Langoustines can also be barbecued - and are easier than lobster as they do not need to be par-boiled, just slung on the barbie whole.

Langoustines – also known in Britain as Dublin Bay prawns, Norway lobsters or scampi – are second cousins to lobsters, from a different line of the same crustacean family.

Langoustines are either caught in creels or netted. And, whereas in the past up to 90 per cent of whole langoustines were sent off in vivier lorries to France and Spain to be truly appreciated, British consumers are slowly coming to enjoy their own incomparable local produce. Apart from barbecuing, langoustines are good boiled (for two to three minutes at a fierce boil) and served with mayonnaise or garlic butter – or roasted in a hot oven for five minutes.

Scallops are another of Scotland’s fine gifts from the sea. Wonderful simply seared in a hot pan, they can also be barbecued; above all, do not overcook or they will become rubbery. And do not, under any circumstances, approach them with a piping bag: in olden days scallops were poached for hours then returned to the shell and a circle of mashed potatoes piped around. Life is too short to pipe potatoes, and scallops too noble to be mistreated in this way.

Even if you are of the Phoebe persuasion (“No food with a face”), do try the sea’s most delicious offerings, be it grilled langoustines, seared scallops or boiled lobster.

Remember, they’ve lived a carefree life in the sea and you are ending their lives with dignity. If in doubt, however, avoid eye contact.

Recipes serve 4

You can order frozen Scottish langoustines and scallops from Aberdeenshire-based Donald Russell Direct on +44 (0)1467 629 666 or
visit www.donaldrusselldirect.com

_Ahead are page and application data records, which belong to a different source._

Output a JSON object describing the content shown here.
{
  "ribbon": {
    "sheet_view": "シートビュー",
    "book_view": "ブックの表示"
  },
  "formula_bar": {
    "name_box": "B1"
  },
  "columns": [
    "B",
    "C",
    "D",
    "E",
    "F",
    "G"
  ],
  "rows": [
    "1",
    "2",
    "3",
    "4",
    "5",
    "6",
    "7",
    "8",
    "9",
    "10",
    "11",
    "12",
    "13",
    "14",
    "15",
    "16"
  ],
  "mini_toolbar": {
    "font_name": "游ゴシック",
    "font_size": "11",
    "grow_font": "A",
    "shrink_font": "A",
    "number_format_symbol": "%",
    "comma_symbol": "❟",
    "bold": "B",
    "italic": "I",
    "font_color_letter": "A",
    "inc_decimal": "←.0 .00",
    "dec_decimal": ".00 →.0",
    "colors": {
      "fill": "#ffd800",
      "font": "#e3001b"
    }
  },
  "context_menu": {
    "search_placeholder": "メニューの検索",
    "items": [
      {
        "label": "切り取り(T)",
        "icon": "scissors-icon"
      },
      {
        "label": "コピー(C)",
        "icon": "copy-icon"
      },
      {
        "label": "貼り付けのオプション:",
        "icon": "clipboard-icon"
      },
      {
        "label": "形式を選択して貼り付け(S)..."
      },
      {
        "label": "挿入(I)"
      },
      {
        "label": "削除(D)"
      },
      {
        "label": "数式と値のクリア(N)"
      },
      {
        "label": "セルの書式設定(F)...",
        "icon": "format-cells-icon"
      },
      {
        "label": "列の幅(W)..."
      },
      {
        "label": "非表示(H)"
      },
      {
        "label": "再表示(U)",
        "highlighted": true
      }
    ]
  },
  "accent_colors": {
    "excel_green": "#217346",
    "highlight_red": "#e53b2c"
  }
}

SCALLOPS WITH SOY VINAIGRETTE

3 tbsp rice vinegar
2 tbsp soy sauce
1 tbsp freshly-squeezed lime juice
1 tbsp sesame oil
3 - 4 tbsp sunflower oil
12 plump scallops, trimmed
Large bag of lambs lettuce/rocket/mizuna

Make the vinaigrette by shaking together the vinegar, soy, lime juice, sesame oil and 2 tbsp sunflower oil in a screw-top jar. Check seasoning.

Pour 1 tbsp of sunflower oil into a heavybased frying pan and heat to very hot. Add the 6 scallops and sear for 2 - 3 minutes altogether, turning after 1 - 2 minutes. Remove, keep warm. Cook the remaining scallops.

Toss salad leaves in the vinaigrette, and top with scallops. Serve at once with good bread.

SPAGHETTI WITH LANGOUSTINES AND TOMATOES

16 live langoustines
400g / 14oz linguine
4 tbsp olive oil
2 large garlic cloves, peeled, chopped
500g / 1 lb 2 oz ripe, firm tomatoes, peeled,
diced, patted dry
1 - 2 tbsp basil leaves, torn

Blanch the langoustines by plunging into a large pan of boiling salted water, bring back to the boil then remove, tip into a colander and place under the cold tap to arrest cooking. Once cool, remove the shells and ‘de-vein’ by slitting the backs with the tip of a knife and remove the black intestinal tract: you now have a plump langoustine tail.

Cook the linguine. Heat the oil in a pan, add the garlic, cook for 1 minute then increase the heat and add the langoustines. Cook for 1 minute each side until just cooked, then remove. Tip the tomatoes into the pan, bubble away until thickened slightly (3 - 5 minutes), add salt, pepper and some basil to taste. Return the langoustines, heat gently for a minute.

Check seasoning, drain the pasta, tip the tomato and langoustine sauce all over. Toss and serve at once.

LOBSTER, MANGO AND MINT SALAD

1 freshly-boiled lobster
1 large ripe mango, peeled
1 frisée lettuce, washed
A handful of mint leaves
4 tbsp extra virgin olive oil
1 tbsp white wine vinegar

Remove head, claws and shell from the lobster then cut the body flesh into thick chunks. Crack the claws but leave whole. Cut the mango into similar size chunks.

Place the lettuce on a shallow serving dish, top with with lobster and mango. Whisk together the oil, vinegar and sea salt and freshly-ground pepper to taste, then drizzle over the dish. Finally, tear over the mint leaves and serve with plenty of bread to mop up.